## Excerpts from an interface dataset

++++++++

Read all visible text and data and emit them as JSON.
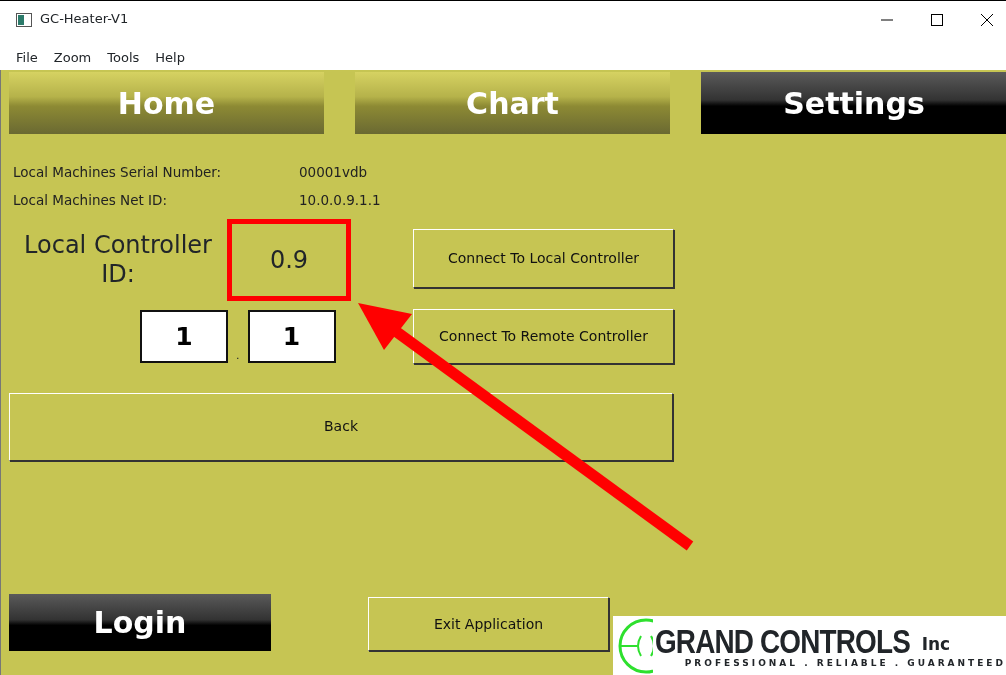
{
  "window": {
    "title": "GC-Heater-V1"
  },
  "menu": [
    "File",
    "Zoom",
    "Tools",
    "Help"
  ],
  "tabs": [
    {
      "label": "Home",
      "selected": false
    },
    {
      "label": "Chart",
      "selected": false
    },
    {
      "label": "Settings",
      "selected": true
    }
  ],
  "info": [
    {
      "label": "Local Machines Serial Number:",
      "value": "00001vdb"
    },
    {
      "label": "Local Machines Net ID:",
      "value": "10.0.0.9.1.1"
    }
  ],
  "controller": {
    "label": "Local Controller ID:",
    "value": "0.9"
  },
  "id_fields": [
    {
      "value": "1"
    },
    {
      "value": "1"
    }
  ],
  "id_separator": ".",
  "connect_buttons": [
    "Connect To Local Controller",
    "Connect To Remote Controller"
  ],
  "back_button": "Back",
  "login_button": "Login",
  "exit_button": "Exit Application",
  "logo": {
    "name": "GRAND CONTROLS",
    "suffix": "Inc",
    "tagline": "PROFESSIONAL . RELIABLE . GUARANTEED"
  }
}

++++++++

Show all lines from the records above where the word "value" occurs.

      "value": "00001vdb"
      "value": "10.0.0.9.1.1"
    "value": "0.9"
      "value": "1"
      "value": "1"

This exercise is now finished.